Enoc Perez first approached us with a project during lunch at Felix on a sunny day in Soho, New York. His project, “Form by Memory,” is multimedia—with watercolors, digital photos, polaroids, sketches, photos of paintings in situ, and even drink stirrers from Puerto Rican hotels. A divergence from his architectural paintings created via brushless paint transfer, we enthusiastically accepted the project for zingmagazine #22 (due out later this year).

Interview by Brandon Johnson


What is it about architecture that interests you?  Why use it as a subject for paintings?

I see buildings as metaphors, as abstractions. I like how architecture can embody ideas, “the future”, progress, enlightenment, optimism, etc. In fact it can project ideas in any direction. To paint architecture is to paint ideas. It is to paint an abstract reflection of current society.


Do certain architectural styles appeal to you more than others?

Sure I like some architecture more than others but I find that there is a lot to like. Generally I like everything from Greek Architecture to Bauhaus, Modern, International Style, Mid-Century Modern, Brutalist to Green Building. I follow my attraction, my taste is a bit promiscuous.


You’ve mentioned that there’s a utopian quality to your work—a belief in painting as opposed to questioning the medium. What, in your opinion, is the place of belief in art?

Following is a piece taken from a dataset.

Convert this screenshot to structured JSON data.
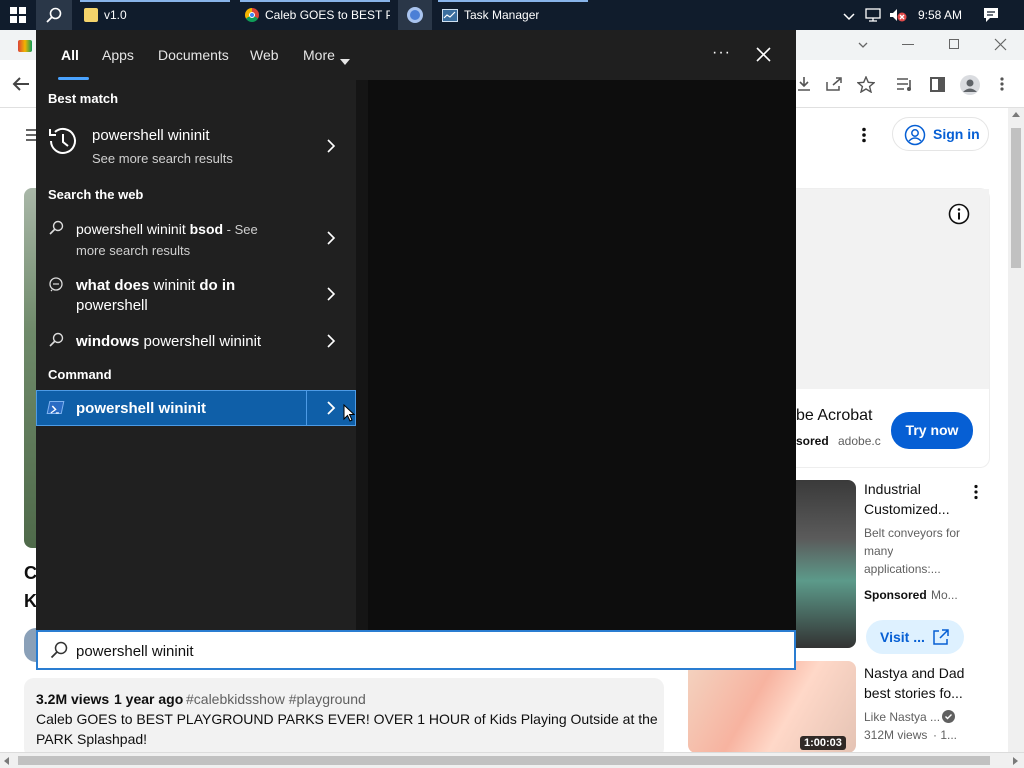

Belief is to me important in art. And I mean to believe in art. A significant part of the existence of art has to do with the artist believing in his or her art and those whom believe in the artist work. People believing in art is part of what brings art to life. My friend Tony Shafrazi once told me that art was “his religion”. I think that comment goes to the heart of what I am trying to address here. It is the trust that art can make a difference, change or improve our perception of ourselves; the trust that art is important.


Does belief extend to the viewer of art?

Of course, it is central for the viewer to be in it. It is a connection that completes the process.


I’ve been a fan since you first proposed your project over a lunch in Soho. The multi-media project seems to showcase a process rather than a product. Is this a glimpse into your painting process?

I remember the lunch and yes this project is about some aspects of my painting process. I was just giving some physicality to my thought process. When it comes to my work, I am as exited about the process as I am about the finished idea.


The drink stirrers are a great touch—they add tactile detail to the art deco modernist style you are surveying. Do you collect them?

I have a beautiful collection of drink stirrers. From all over the world, I think that I have over a thousand. I love them.


You have a series of architectural monochromes upcoming at Galerie Michael Janssen during Berlin Gallery Week. Why monochrome?

I wanted to see what I could do with a very disciplined palette. I also felt that it was important to untangle my painting process, break every rule that I had set for myself. For years I did not used brushes in the making of my paintings, the new paintings are done with brushes. I like the new work, making it has been renewing. Sometimes you have to burn your own house in order to create something new.


Anything else you have coming up / are working on that we should know about?

EP: Next year I have an exhibition in a museum in Murcia Spain called “The Cannery”. I also have gallery shows in Europe and in NY.


Enoc has new works on exhibit at Galerie Michael Janssen in Berlin through June 19.


-Brandon Johnson, May 2010